**How to complete this task:**
Copy out each line of the listing below where the string "image" appears.

────

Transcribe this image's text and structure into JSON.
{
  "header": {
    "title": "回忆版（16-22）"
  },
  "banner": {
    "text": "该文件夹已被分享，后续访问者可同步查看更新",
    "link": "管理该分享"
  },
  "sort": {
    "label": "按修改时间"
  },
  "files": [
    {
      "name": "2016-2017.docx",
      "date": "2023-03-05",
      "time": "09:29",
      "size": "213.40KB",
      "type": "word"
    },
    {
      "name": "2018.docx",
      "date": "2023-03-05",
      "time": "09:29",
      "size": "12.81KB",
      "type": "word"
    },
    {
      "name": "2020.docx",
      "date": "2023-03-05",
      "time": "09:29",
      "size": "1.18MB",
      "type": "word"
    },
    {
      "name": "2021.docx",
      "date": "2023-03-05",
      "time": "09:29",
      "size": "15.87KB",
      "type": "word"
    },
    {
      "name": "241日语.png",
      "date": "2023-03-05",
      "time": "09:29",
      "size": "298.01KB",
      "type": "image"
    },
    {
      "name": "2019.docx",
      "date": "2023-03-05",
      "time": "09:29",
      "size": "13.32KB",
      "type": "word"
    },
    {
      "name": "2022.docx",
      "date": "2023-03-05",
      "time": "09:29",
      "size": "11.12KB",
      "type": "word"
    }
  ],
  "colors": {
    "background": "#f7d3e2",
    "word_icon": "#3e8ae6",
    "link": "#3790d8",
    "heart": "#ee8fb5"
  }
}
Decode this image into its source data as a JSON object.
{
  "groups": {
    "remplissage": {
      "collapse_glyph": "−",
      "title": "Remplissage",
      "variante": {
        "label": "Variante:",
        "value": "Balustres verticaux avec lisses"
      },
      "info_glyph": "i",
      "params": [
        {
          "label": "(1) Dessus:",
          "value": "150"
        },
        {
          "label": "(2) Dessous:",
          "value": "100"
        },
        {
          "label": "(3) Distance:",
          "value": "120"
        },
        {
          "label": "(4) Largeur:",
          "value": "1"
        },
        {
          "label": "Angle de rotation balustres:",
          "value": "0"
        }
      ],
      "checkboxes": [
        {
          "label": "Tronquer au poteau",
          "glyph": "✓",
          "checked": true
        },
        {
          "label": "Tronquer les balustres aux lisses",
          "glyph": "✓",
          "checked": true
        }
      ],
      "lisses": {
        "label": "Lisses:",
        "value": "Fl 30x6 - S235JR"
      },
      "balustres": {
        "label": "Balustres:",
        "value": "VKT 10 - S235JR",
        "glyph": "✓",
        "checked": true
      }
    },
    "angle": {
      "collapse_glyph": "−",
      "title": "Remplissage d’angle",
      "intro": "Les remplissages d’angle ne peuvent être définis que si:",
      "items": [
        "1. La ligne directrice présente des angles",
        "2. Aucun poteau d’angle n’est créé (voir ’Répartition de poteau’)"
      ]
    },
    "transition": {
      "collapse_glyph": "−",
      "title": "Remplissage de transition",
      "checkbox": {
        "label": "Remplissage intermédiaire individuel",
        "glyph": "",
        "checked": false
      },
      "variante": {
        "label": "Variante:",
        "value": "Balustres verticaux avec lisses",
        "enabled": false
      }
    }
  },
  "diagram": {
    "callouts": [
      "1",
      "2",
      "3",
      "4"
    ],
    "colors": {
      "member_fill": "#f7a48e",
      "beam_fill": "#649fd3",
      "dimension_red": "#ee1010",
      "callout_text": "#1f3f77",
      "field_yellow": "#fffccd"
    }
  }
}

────

**Your response:**
Transcribe this image's text and structure into JSON.
      "type": "image"
Decode this image into its source data as a JSON object.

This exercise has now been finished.